Although Americans are fortunate to consume some of the safest and most reliable water on Earth thanks to long-standing federal laws that safeguard our water and guide our network of public water systems, nonprofit organizations like EWG have warned that the 46-year-old Safe Drinking Water Act is outdated and that the enforcement of maximum contaminant levels for certain chemicals that they say can cause adverse human health impacts must be strengthened.

Under the Safe Drinking Water Act, the EPA has set drinking water regulations for more than 90 toxic contaminants to protect people from serious diseases. But, as EWG states, “[T]here are no legal limits for more than 160 unregulated contaminants in U.S. tap water.” So even though most of our public drinking water sources pass the federal muster, Americans around the country are potentially exposed to a number of unregulated contaminants that do not have health-based standards set under the Safe Drinking Water Act.

And even if your water is safe for you to drink, that doesn’t mean it’s safe for everyone. Vulnerable groups — including pregnant women, children and the immunocompromised — are at greater risk of adverse health effects from exposure to drinking water contaminants, Tasha Stoiber, a senior scientist at the EWG, explained.

In recent years, the EWG has highlighted the prevalence of per- and polyfluoroalkyl substances, or PFAS chemicals, lurking in the drinking water of dozens of U.S. cities. This group of synthetic chemicals are used for firefighting, industrial manufacturing and nonstick Teflon products, and are often called “forever chemicals” because they do not break down in the environment and accumulate in the soil and plants. They are so pervasive that a 2016 study published in Environmental Science and Technology Letters found that “drinking water supplies for 6 million U.S. residents exceed[ed the] … EPA’s lifetime health advisory” of 70 nanograms per liter for these compounds.

And yet, despite the growing number of studies linking adverse health impacts associated with PFAS exposure, the EPA has yet to establish an enforceable limit for the chemicals in drinking water — even though there is evidence that exposure to PFAS can lead to adverse human health effects, including links to developmental issues, thyroid disorders, immune problems and certain cancers.

Thankfully, positive change may be on the horizon, as clean water advocates can cheer that Joe Biden will soon be in the White House. As the nonprofit Environment America noted in its endorsement of his presidential bid, “Biden’s support for clean water goes back to his early days in the Senate, when he cosponsored the Ocean Dumping Act of 1988, which prohibited dumping of sewage and sludge.” And, in announcing his climate team, President-elect Biden said, “[W]e have no time to waste to confront the climate crisis, protect our air and drinking water, and deliver justice to communities that have long shouldered the burdens of environmental harms.”

But how can you take steps now to ensure that your water is safe to drink?

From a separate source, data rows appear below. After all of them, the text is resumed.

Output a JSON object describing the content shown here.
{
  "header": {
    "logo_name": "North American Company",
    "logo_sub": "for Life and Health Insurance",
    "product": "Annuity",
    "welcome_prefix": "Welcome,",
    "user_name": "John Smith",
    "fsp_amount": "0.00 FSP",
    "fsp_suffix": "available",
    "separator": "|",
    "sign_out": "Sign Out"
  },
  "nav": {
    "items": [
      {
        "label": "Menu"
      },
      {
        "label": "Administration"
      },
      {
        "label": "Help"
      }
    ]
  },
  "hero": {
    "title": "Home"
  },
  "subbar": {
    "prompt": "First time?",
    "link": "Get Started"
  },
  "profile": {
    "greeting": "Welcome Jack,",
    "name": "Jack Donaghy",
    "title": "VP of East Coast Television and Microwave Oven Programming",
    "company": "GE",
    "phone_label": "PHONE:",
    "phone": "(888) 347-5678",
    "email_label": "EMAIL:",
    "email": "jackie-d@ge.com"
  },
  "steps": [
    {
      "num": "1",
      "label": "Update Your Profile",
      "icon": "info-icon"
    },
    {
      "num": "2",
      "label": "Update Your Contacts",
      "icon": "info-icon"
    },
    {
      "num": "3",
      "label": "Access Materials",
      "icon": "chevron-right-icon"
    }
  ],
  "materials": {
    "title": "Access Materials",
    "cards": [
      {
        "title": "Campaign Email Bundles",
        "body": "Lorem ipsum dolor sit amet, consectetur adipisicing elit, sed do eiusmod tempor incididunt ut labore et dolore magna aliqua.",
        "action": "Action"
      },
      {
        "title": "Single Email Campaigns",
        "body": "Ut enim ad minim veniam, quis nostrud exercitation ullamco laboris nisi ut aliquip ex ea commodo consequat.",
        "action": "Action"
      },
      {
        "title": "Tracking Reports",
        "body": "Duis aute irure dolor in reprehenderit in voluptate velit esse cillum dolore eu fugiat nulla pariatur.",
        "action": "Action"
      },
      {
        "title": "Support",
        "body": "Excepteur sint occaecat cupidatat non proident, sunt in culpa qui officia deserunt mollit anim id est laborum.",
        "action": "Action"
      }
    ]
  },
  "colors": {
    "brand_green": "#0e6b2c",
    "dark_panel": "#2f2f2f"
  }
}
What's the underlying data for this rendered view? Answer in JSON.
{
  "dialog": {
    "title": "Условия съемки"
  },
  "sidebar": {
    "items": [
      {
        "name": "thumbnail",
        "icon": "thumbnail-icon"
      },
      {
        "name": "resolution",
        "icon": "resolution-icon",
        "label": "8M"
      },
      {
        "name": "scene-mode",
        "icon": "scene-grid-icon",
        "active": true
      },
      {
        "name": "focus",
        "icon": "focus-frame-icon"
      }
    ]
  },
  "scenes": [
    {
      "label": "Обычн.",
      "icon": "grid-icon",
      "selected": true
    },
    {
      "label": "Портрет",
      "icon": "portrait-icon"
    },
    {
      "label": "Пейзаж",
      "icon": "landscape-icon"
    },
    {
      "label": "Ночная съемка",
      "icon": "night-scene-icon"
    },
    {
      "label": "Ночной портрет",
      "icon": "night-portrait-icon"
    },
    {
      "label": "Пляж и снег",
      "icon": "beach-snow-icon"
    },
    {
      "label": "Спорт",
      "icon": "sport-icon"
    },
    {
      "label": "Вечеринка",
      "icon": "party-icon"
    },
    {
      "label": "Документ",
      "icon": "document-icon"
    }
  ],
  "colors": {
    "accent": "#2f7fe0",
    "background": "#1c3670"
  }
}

If you rely on a public water supplier, every year by July 1, your local utility should issue an annual drinking water quality report, often called a consumer confidence report, or CCR. You can usually find this report online or simply call your supplier to ask for more information about your water quality.

If you are concerned about certain pollutants in your water, you might want to consider a water filter. EWG has a water filter guide to help in finding the right one based on the contaminants in a local water supply.

If you belong to one of the 13 million households that rely on private wells for drinking water, have your well water tested at least once a year for total coliform bacteria, nitrates, total dissolved solids and pH levels, the EPA recommends.

Finally, the COVID-19 outbreak has shown how important clean water is to our everyday lives, whether it’s to wash our hands or drink. Paired with the emerging challenges to our water supply, it’s clear we need to fight for strengthened drinking water protections and put forward our demand before elected officials that access to safe, affordable water is a basic human right.

This article was produced by Earth | Food | Life, a project of the Independent Media Institute.